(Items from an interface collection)
◆ ◆ ◆ ◆
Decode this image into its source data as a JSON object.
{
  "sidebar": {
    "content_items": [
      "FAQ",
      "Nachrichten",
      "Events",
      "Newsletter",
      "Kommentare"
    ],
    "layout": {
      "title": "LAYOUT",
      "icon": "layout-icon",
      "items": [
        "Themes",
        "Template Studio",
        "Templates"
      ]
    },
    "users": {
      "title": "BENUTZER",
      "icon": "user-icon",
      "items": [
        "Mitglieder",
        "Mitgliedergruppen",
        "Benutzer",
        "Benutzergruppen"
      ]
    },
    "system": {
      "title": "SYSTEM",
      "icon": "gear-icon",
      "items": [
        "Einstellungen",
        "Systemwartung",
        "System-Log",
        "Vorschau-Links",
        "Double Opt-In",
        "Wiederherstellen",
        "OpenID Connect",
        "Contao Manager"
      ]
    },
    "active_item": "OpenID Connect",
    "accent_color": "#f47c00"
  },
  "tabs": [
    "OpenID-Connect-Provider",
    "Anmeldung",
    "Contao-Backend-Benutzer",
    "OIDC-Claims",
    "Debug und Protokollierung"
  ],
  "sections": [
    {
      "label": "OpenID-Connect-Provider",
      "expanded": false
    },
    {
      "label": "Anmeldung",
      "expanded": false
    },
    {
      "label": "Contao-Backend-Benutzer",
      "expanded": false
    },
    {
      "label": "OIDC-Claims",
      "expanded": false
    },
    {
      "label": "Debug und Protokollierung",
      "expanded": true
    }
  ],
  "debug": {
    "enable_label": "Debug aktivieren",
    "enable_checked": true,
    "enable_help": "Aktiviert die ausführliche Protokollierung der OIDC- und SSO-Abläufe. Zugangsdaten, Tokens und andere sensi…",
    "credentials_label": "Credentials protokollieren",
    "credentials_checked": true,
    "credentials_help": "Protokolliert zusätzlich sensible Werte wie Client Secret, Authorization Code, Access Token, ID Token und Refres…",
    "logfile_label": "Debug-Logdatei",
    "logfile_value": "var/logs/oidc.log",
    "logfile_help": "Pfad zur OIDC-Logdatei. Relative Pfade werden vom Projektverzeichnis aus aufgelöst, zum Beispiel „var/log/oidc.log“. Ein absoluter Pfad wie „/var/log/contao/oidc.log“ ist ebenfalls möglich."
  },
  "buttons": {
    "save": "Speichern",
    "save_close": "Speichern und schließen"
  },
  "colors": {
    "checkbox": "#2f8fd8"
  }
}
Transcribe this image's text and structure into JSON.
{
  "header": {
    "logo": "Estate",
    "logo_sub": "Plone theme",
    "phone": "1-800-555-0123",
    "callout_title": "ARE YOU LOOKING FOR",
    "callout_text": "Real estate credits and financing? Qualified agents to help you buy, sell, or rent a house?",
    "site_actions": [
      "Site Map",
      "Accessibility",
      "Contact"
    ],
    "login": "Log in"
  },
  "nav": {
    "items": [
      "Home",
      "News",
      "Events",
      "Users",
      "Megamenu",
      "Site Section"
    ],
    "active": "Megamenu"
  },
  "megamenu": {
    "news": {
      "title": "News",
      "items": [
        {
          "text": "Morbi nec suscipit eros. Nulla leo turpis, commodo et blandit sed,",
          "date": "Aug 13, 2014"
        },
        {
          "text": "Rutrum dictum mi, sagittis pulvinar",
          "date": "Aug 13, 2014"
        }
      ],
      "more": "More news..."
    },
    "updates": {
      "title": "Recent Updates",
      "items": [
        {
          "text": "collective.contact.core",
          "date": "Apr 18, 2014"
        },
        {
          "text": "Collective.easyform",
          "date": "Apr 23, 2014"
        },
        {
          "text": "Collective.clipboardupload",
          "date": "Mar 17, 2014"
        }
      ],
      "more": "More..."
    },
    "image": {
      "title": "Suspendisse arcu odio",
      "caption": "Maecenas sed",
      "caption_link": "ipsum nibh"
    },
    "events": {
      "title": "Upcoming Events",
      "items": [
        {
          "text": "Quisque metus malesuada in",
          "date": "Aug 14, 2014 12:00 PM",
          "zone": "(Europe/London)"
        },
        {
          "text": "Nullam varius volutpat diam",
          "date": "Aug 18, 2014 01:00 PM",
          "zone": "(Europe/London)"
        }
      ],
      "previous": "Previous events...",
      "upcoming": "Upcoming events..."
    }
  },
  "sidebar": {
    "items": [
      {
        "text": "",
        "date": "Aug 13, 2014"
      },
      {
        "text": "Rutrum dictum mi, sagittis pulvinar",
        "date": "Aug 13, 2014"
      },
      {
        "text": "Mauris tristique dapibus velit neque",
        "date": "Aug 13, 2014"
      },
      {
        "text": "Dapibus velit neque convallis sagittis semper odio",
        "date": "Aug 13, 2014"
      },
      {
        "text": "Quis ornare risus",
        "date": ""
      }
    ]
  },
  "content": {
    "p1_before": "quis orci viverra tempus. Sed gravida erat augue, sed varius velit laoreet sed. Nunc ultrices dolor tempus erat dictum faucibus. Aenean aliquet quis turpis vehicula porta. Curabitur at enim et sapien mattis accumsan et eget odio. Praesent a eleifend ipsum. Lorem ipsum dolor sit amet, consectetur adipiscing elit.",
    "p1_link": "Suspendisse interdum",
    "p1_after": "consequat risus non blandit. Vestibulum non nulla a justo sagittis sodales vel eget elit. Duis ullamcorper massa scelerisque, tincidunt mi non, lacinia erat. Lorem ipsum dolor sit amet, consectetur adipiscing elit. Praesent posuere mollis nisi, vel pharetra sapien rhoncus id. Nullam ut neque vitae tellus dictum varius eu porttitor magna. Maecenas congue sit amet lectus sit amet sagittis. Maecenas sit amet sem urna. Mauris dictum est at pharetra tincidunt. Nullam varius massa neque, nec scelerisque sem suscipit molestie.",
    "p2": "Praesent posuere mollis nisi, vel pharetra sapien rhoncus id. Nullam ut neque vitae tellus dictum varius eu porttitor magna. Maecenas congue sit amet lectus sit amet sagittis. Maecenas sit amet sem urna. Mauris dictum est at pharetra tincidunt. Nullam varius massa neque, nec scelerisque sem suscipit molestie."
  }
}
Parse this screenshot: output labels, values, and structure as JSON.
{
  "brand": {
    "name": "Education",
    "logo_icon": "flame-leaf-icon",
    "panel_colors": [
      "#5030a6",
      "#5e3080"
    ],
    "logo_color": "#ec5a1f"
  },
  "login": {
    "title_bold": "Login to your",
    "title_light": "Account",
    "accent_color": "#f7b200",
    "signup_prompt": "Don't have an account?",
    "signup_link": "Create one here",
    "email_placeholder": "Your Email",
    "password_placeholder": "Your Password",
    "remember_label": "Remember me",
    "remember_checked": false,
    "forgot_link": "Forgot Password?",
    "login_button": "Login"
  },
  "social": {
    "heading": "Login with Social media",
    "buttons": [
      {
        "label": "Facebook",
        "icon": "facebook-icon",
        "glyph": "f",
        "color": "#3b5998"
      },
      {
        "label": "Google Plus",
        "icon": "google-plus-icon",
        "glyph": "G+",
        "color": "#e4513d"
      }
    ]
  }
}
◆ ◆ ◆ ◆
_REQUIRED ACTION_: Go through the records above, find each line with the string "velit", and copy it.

_YOUR RESPONSE_:
        "text": "Mauris tristique dapibus velit neque",
        "text": "Dapibus velit neque convallis sagittis semper odio",
    "p1_before": "quis orci viverra tempus. Sed gravida erat augue, sed varius velit laoreet sed. Nunc ultrices dolor tempus erat dictum faucibus. Aenean aliquet quis turpis vehicula porta. Curabitur at enim et sapien mattis accumsan et eget odio. Praesent a eleifend ipsum. Lorem ipsum dolor sit amet, consectetur adipiscing elit.",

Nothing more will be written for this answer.